Upgrade Holyrood’s paper on ending dual mandates in Scotland was published on 30 April 2021. The full report can be downloaded below.
The term “dual mandates” refers to the situation where one individual simultaneously holds two (usually elected) political roles. Since the advent of devolution in 1999 (and before that with local authority representatives), dual mandates have been a consequence of Scotland’s multi-layered government. A dual mandate holder in Scotland is anyone who simultaneously holds mandates for the Scottish Parliament, the House of Commons, the House of Lords or local councils.
While the number of dual mandate holders has been limited since the 2016 Scottish Parliament election, the commitment by Scottish Conservative leader Douglas Ross to hold a dual MSP-MP mandate if elected at the 2021 election puts the issue into the spotlight. Similarly, the intentions of Alba MPs Kenny MacAskill and Neale Hanvey to do the same have further brought the issue into mainstream political discourse. Many countries and pan-national organisations around the world have in recent years have addressed dual mandates with restrictions in various reforms.
Restrictions in Wales and Northern Ireland make Scotland the only devolved nation where MPs can also hold a second mandate in a devolved administration. The European Parliament banned dual mandates in 2002 and even France, which has a widespread culture of dual mandates, has introduced recent restrictions to address the issue.
The central problem with dual mandates is one of two connected parts. Firstly, an individual elected in one role to one legislative body with a specific set of responsibilities should give all their time and energy to that position. To do otherwise is unfair on constituents and may create conflicts of interest, and even opportunities for corruption.
Secondly, there are related practical considerations. In the case of MSPs, MPs and often Lords, these are full-time (not to mention well-paid) positions. Constituents deserve full-time representatives. It is impossible to expect an MSP-MP to commit the same amount of time and energy to each role that they would do for just one of the positions. Not to mention the challenges of being in Holyrood, Westminster, and one’s constituency. Dual mandates present an insurmountable logistical challenge.
READ MORE: 5 reasons to ban MSP-MP dual mandates
To ensure fair and efficient representation, dual mandates should be restricted in Scotland. Scotland could follow Wales and Northern Ireland (by banning dual mandates with some practical exceptions) or else introduce a ban on candidacy for existing representatives (like in Canada).
A simple ban on representatives taking their seats in a different legislative body while holding another mandate (like in the European Parliament) offers another approach. A model based on the approach taken in Northern Ireland would likely be the best approach for Scotland, but the decision will ultimately be up to legislators after hearing from stakeholders at all levels of governance in Scotland as well as empirical evidence and analyses from experts.
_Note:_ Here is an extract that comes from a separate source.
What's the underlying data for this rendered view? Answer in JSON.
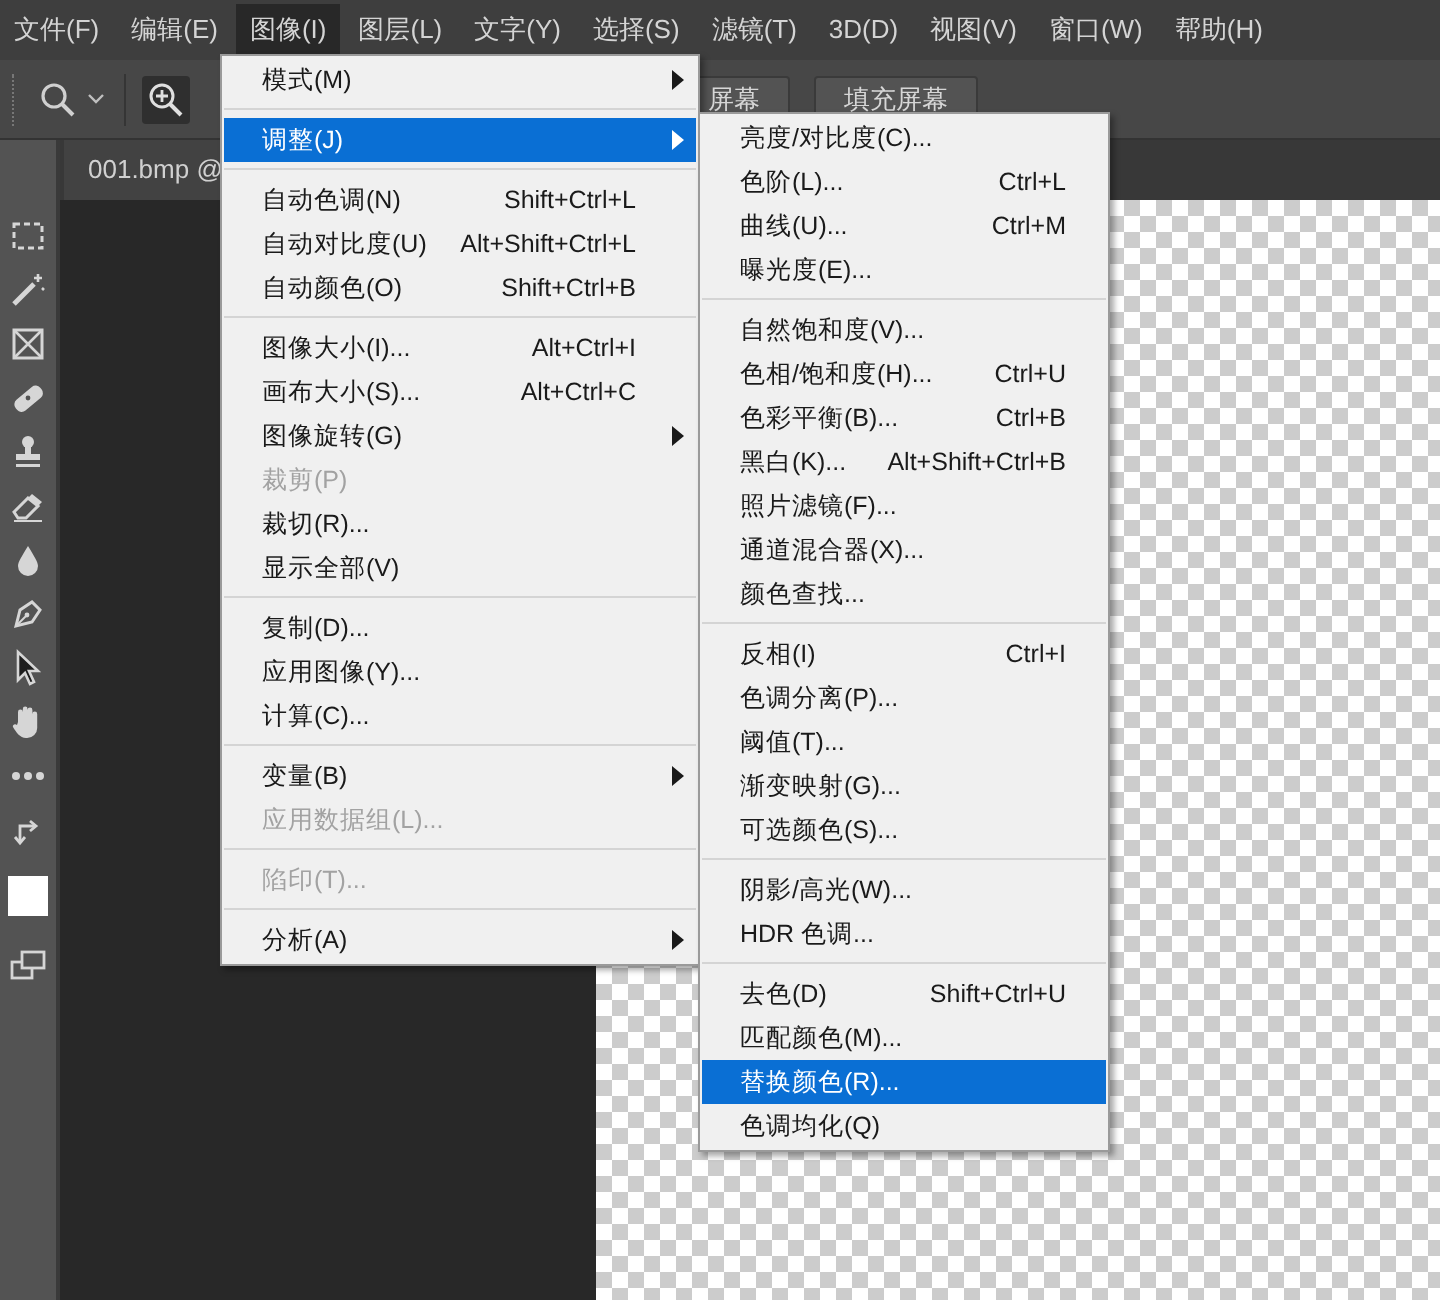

Whatever form they take, restrictions on dual mandates are necessary to build a fairer, efficient, and ultimately more representative Scottish democracy.